Mr. Houghtaling has appeared as soloist with the Boston Early Music Festival, Clarion Music, Ensemble for Early Music (U.S. tours), and the Mark Morris Dance Company production of Dido & Aeneas. Additional engagements include concerts throughout the U.S. with My Lord Chamberlain’s Consort, appearances with the Folger Consort in Washington, D.C., the Billings Symphony in Messiah, and the New York Chamber Symphony under Martin Turnovsky. Earning considerable attention for his work in contemporary music, especially for his performances of Davies’ Eight Songs for a Mad King, Mr. Houghtaling has performed with Gunther Schuller, the Virgil Thomson Foundation, and ALEA III, both in the U.S. and on the Kalamata and Iraklion Festivals in Greece in new theater works for Greek National Television. In 1994, he appeared with the American Composers Orchestra on its Sonidos de las Americas Festival, and in 1996 with the Brooklyn Philharmonic on its Virgil Thomson Centenary. Other notable projects include John Cage’s Apartment House 1776 during the composer’s 1988 Norton Lectures at Harvard, George Crumb’s Songs, Drones & Refrains of Death with ALEA III, and Davies’ Le Jongleur de Notre Dame with Boston’s Dinosaur Annex Ensemble. Mr. Houghtaling has created roles in Philip Glass’s The Witches of Venice, recorded for Euphorbia, Lee Hoiby’s The Tempest with Des Moines Metro Opera and the title role in William Harper’s El Greco for the Off-Broadway Intar Theater.
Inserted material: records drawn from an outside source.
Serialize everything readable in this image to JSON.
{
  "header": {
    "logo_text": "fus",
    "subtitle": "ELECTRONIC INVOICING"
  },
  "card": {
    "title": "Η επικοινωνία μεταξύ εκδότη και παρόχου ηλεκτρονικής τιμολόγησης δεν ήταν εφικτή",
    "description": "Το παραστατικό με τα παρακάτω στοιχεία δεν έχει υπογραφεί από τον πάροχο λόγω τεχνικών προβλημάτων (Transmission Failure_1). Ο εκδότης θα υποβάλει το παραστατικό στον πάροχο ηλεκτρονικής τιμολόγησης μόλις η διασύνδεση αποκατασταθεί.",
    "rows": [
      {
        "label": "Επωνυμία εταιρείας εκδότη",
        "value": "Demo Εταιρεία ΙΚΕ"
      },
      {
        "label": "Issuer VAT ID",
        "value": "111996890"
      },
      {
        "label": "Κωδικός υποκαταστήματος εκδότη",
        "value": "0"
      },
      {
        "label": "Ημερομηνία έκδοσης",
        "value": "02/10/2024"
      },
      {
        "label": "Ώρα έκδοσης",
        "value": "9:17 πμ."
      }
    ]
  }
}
He can also be heard as soloist on two recordings for New World Records’ Recorded Anthology of American Music series: cantatas of Robert Beaser on Divine Grandeur, and Castelnuovo-Tedesco’s “Romancero Gitano” on The Mask, both with NY Concert Singers.
Mr. Houghtaling’s many opera engagements include appearances with the Abilene, Boston Lyric, Baltimore, Central City, Des Moines, Knoxville, Long Beach Civic Light, Mobile, Nashville, Natchez, Santa Fe, Saratoga, and Tacoma Operas, the Metropolitan Opera Guild, and L’Opera Francais de New York, among others. He holds degrees from the College of the Holy Cross, New England Conservatory, Hunter College, and the City University of New York. Dr. Houghtaling is currently Associate Professor of Voice and Director of Opera at the University of Alabama.